Cyprus is an island in the eastern Mediterranean. Turkey is 40 miles north of the nearest coastline point, Syria is 60 miles east, Lebanon is 108 miles south-east, Israel is 180 miles south-east, and Egypt is 230 miles south. Cyprus is the Mediterranean’s third largest island. Sicily and Sardinia are smaller, whereas Corsica and Crete are bigger. The island’s total size is 3584 square miles (an area of 9250 square kilometers).
Since 1974, Cyprus has been divided into two independent entities. This was caused by language and cultural disparities, as well as 11 years of communal strife. Greek Cypriots inhabit the southern half of Cyprus, while Turkish Cypriots occupy the northern half. The two states are separated by the ‘Green Line,’ which runs through Nicosia, the capital of both South and North Cyprus.
The beauty of North Cyprus topography…
North Cyprus is approximately 100 miles long and 40 miles broad at its widest point, with a total size of 1357 square miles, or roughly one-third of the island. North Cyprus’s topography is distinguished by a unique combination of mountains, plains, and beaches. The Kyrenia Range, with its majestic jagged limestone peaks, the tallest of which is Mount Selvili at 3357 feet, stretches along with the majority of the north coast, providing a stunning environment. The mountain range loses height to the east of the island as it stretches down the narrow peninsula known as Karpas or ‘The Panhandle.’ The best beaches in North Cyprus can be found along with it. There are miles and miles of empty bays with pristine white sand. The Mesaoria plains are to the south of the Kyrenia mountains. The divided capital of Nicosia (Lefkosa) is located here. Other notable cities are Guzelyurt in the west of North Cyprus, where most of the citrus is grown, Kyrenia (Girne) on the northern coast, and Famagusta (Gazimagusa) in the east. If you enjoy hot and humid weather, the weather in North Cyprus is ideal; so, forget about the grey skies, rain, and cold, and think about sunshine and lovely beaches instead.
Summer in North Cyprus is meant to be spent outside. By mid-July, temperatures had risen to thirty degrees (Celcius) and above. Cypriots are known for their love of nature and the outdoors. Nature awakens in North Cyprus throughout the winter, donning its most gorgeous colors in the spring to create a landscape of unsurpassed beauty, with temperatures seldom falling below 3-4 degrees (Celcius). The island enters a period of calm and repose in the fall and spring, with mild temperatures.

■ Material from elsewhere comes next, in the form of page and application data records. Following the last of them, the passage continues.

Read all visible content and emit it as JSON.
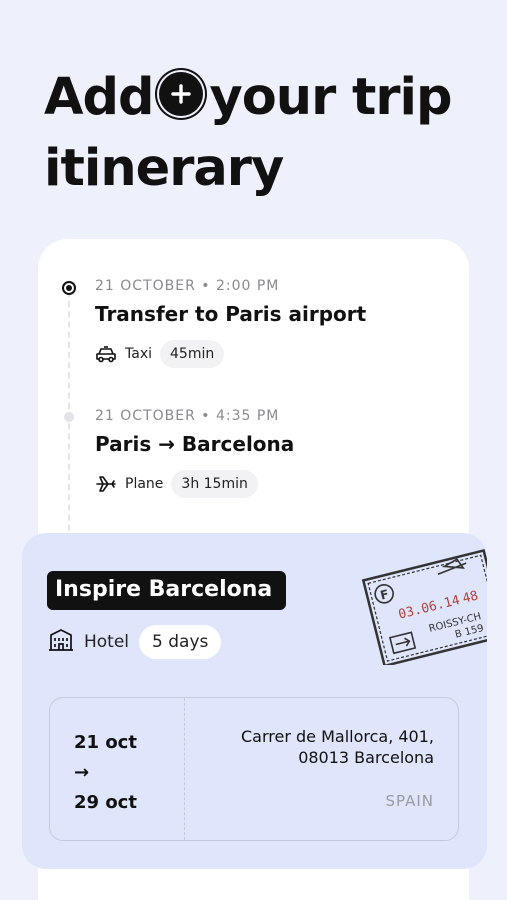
{
  "headline": {
    "line1_before": "Add",
    "line1_after": "your trip",
    "line2": "itinerary",
    "icon": "plus-circle-icon"
  },
  "timeline": [
    {
      "date": "21 OCTOBER • 2:00 PM",
      "title": "Transfer to Paris airport",
      "mode_icon": "taxi-icon",
      "mode": "Taxi",
      "duration": "45min"
    },
    {
      "date": "21 OCTOBER • 4:35 PM",
      "title": "Paris → Barcelona",
      "mode_icon": "plane-icon",
      "mode": "Plane",
      "duration": "3h 15min"
    }
  ],
  "hotel": {
    "name": "Inspire Barcelona",
    "type_icon": "hotel-icon",
    "type": "Hotel",
    "stay": "5 days",
    "check_in": "21 oct",
    "arrow": "→",
    "check_out": "29 oct",
    "address_line1": "Carrer de Mallorca, 401,",
    "address_line2": "08013 Barcelona",
    "country": "SPAIN"
  },
  "stamp": {
    "date": "03.06.14",
    "number": "48",
    "place": "ROISSY-CH",
    "code": "B 159",
    "letter": "F"
  },
  "colors": {
    "background": "#eef0fb",
    "hotel_card": "#dfe5fb",
    "ink": "#111111",
    "stamp_red": "#b0413e"
  }
}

North Cyprus shares its God-given gifts of beauty with you. The fertile soils, which are covered with Mediterranean flora, remain as unspoiled as the day they were created. The most precious benefits that North Cyprus has to offer range from basking and resting on tranquil beaches to the sound of cicadas and bathing in the cleanest waters of the Mediterranean. When you take a break from studying, the green Gulf of Guzelyurt in the east awaits you, with the Soli and Vouni cultural heritage in the background, and you can sip your coffee beneath the shade of venerable antique olive trees.
You can get to know about the kings’ churches, which are adorned with Ottoman minarets, and wander through Lefkosa’s medieval, mysterious Ottoman and Gothic cloisters. Under Kyrenia’s old harbor, in the shade of the Besparmak mountains, you can tread in the footsteps of the Lusignans and Venetians. As you go south, the beautiful plains of Meserya will enchant you, and the Venetian city walls of Famagusta and the Othello Tower will welcome you, accompanied by Shakespeare’s sonnets. You set off towards the pristine and undiscovered Karpas Peninsula, the island’s virgin country, greeted by the charm and mystery of Famagusta. Karpas’ island donkeys will greet you as you enter this terrain, which is known for its distinctive ornithology and is home to the Medos tulip.
The beaches of North Cyprus are popular not just with residents, students, and tourists, but also with the rare green and loggerhead sea turtles. Thousands of sea turtles flock to the golden beaches of North Cyprus each year to lay their eggs, and these rare species are closely guarded throughout the breeding season. At a number of protected spots around the North Cyprus coastline, you can see newborn turtles hatch and scurry to the foaming sea at night, before returning to your room with great images and lovely memories.